PACE (Property Assessed Clean Energy) money allows homeowners to finance energy efficiency projects like solar panels through their property taxes. Cities that offer the plans can sell bonds to generate the money for PACE loans, which are then attached to a homeowners’ property tax bill. The plan provides homeowners with the upfront money they need for big improvements, and allows them to stretch out their payments over 20 years, making large capital improvements like solar arrays possible.
Clean energy advocates and labor leaders are calling on the U.S. to step up its commitment to wind energy and wind-related manufacturing — or risk losing thousands of jobs to China, Europe and India.
American wind urgently needs strong supports, such as long-term investment tax credits and a Renewable Electricity Standard (RES), to show investors and domestic and global companies that it believes in the sector, the leaders said at a Monday news conference. A RES would signal that the U.S. wants to incubate developing firms and build everything it needs — from wind towers and blades to the highly evolved nacelles that keep the turbines turning.
It’s clear that America wants wind power. At the WINDPOWER 2010 conference in Dallas this week, industry advocates, governors from three states, energy company executives and even a former president all said it: Bring it on.
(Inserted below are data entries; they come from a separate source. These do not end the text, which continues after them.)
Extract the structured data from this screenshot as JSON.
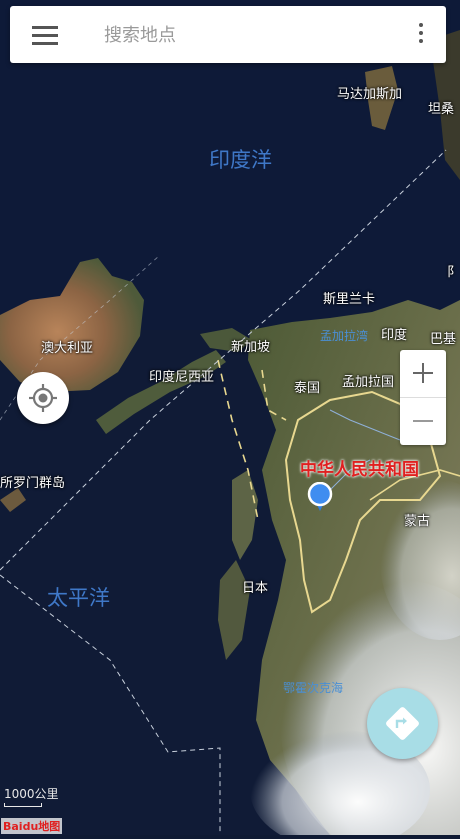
{
  "search": {
    "placeholder": "搜索地点"
  },
  "map": {
    "oceans": {
      "indian": "印度洋",
      "pacific": "太平洋"
    },
    "places": {
      "madagascar": "马达加斯加",
      "tanzania": "坦桑",
      "australia": "澳大利亚",
      "indonesia": "印度尼西亚",
      "singapore": "新加坡",
      "srilanka": "斯里兰卡",
      "india": "印度",
      "thailand": "泰国",
      "bangladesh": "孟加拉国",
      "china": "中华人民共和国",
      "mongolia": "蒙古",
      "japan": "日本",
      "solomon": "所罗门群岛",
      "cut_off": "阝",
      "cut_off_2": "巴基"
    },
    "waters": {
      "bengal": "孟加拉湾",
      "okhotsk": "鄂霍次克海"
    }
  },
  "controls": {
    "zoom_in": "+",
    "zoom_out": "−",
    "menu_icon": "menu-icon",
    "more_icon": "more-vertical-icon",
    "locate_icon": "crosshair-icon",
    "route_icon": "directions-icon"
  },
  "scale": {
    "label": "1000公里"
  },
  "logo": {
    "text": "Baidu地图"
  },
  "colors": {
    "china_label": "#e02020",
    "ocean_label": "#3f78c8",
    "route_button": "#a8dde6"
  }
}
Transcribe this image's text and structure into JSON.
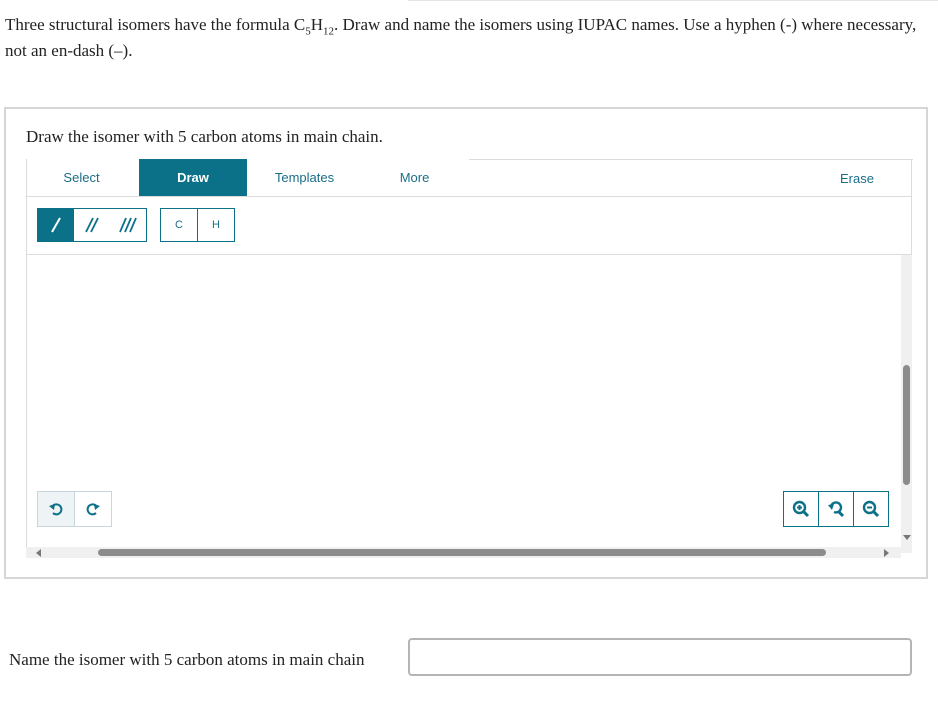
{
  "question": {
    "line1_prefix": "Three structural isomers have the formula C",
    "sub1": "5",
    "mid": "H",
    "sub2": "12",
    "line1_suffix": ". Draw and name the isomers using IUPAC names. Use a hyphen (-) where necessary, not an en-dash (–)."
  },
  "panel": {
    "title": "Draw the isomer with 5 carbon atoms in main chain."
  },
  "toolbar": {
    "tabs": [
      "Select",
      "Draw",
      "Templates",
      "More"
    ],
    "active_tab": "Draw",
    "erase_label": "Erase"
  },
  "draw_tools": {
    "bond_icons": [
      "single-bond-icon",
      "double-bond-icon",
      "triple-bond-icon"
    ],
    "atoms": [
      "C",
      "H"
    ]
  },
  "canvas_controls": {
    "undo_icon": "undo-icon",
    "redo_icon": "redo-icon",
    "zoom_icons": [
      "zoom-in-icon",
      "reset-zoom-icon",
      "zoom-out-icon"
    ]
  },
  "answer": {
    "label": "Name the isomer with 5 carbon atoms in main chain",
    "value": ""
  },
  "colors": {
    "accent": "#0a7189",
    "border": "#d6d6d6"
  }
}
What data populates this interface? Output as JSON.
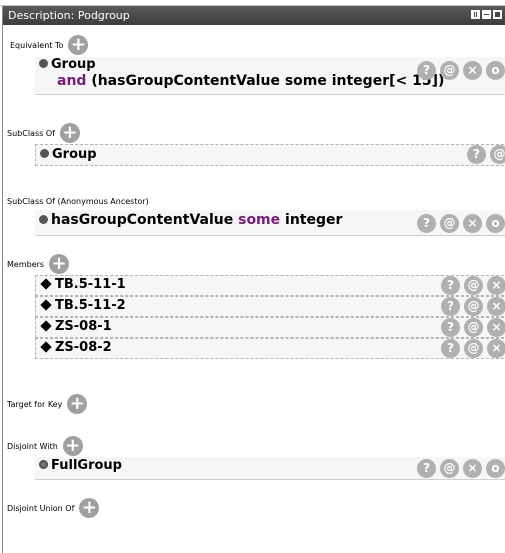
{
  "window": {
    "title": "Description: Podgroup"
  },
  "icons": {
    "add": "+",
    "help": "?",
    "annotate": "@",
    "delete": "×",
    "edit": "o"
  },
  "sections": {
    "equivalent_to": {
      "label": "Equivalent To",
      "items": [
        {
          "line1": "Group",
          "line2_kw": "and",
          "line2_rest": "(hasGroupContentValue some integer[< 15])"
        }
      ]
    },
    "subclass_of": {
      "label": "SubClass Of",
      "items": [
        {
          "text": "Group"
        }
      ]
    },
    "subclass_of_anon": {
      "label": "SubClass Of (Anonymous Ancestor)",
      "items": [
        {
          "prop": "hasGroupContentValue",
          "kw": "some",
          "type": "integer"
        }
      ]
    },
    "members": {
      "label": "Members",
      "items": [
        {
          "text": "TB.5-11-1"
        },
        {
          "text": "TB.5-11-2"
        },
        {
          "text": "ZS-08-1"
        },
        {
          "text": "ZS-08-2"
        }
      ]
    },
    "target_for_key": {
      "label": "Target for Key"
    },
    "disjoint_with": {
      "label": "Disjoint With",
      "items": [
        {
          "text": "FullGroup"
        }
      ]
    },
    "disjoint_union_of": {
      "label": "Disjoint Union Of"
    }
  }
}
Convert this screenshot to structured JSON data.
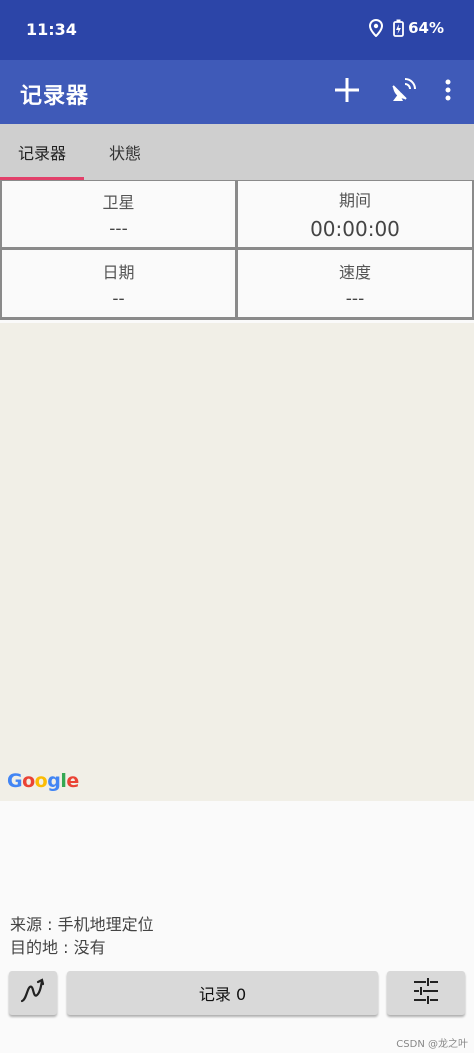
{
  "status_bar": {
    "time": "11:34",
    "battery": "64%",
    "icons": [
      "location-icon",
      "battery-charging-icon"
    ]
  },
  "app_bar": {
    "title": "记录器",
    "actions": [
      "add-icon",
      "satellite-dish-icon",
      "more-vert-icon"
    ]
  },
  "tabs": [
    {
      "label": "记录器",
      "selected": true
    },
    {
      "label": "状態",
      "selected": false
    }
  ],
  "stats": {
    "satellite": {
      "label": "卫星",
      "value": "---"
    },
    "duration": {
      "label": "期间",
      "value": "00:00:00"
    },
    "date": {
      "label": "日期",
      "value": "--"
    },
    "speed": {
      "label": "速度",
      "value": "---"
    }
  },
  "map": {
    "logo": "Google",
    "background": "#f1efe7"
  },
  "info": {
    "source": "来源 : 手机地理定位",
    "destination": "目的地 : 没有"
  },
  "bottom": {
    "record_label": "记录 0"
  },
  "watermark": "CSDN @龙之叶",
  "colors": {
    "status_bar": "#2c45a8",
    "app_bar": "#3f5ab8",
    "tab_indicator": "#e2406a"
  }
}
As thousands rushed into action on the Louisiana coast on Friday to deal with the millions of gallons of oil heading for shore, the region’s largest environmental advocacy group issued a statement to illustrate the magnitude of the biological fallout. The BP oil spill quite simply could destroy the most productive fishery in the world, said Mobile Baykeeper, a member of the Waterkeeper Alliance. The coastal Gulf region, stretching from the Mobile Bay Estuary to Galveston Bay, produces 69% of all domestic shrimp and 70% of all domestic oysters, the group reported.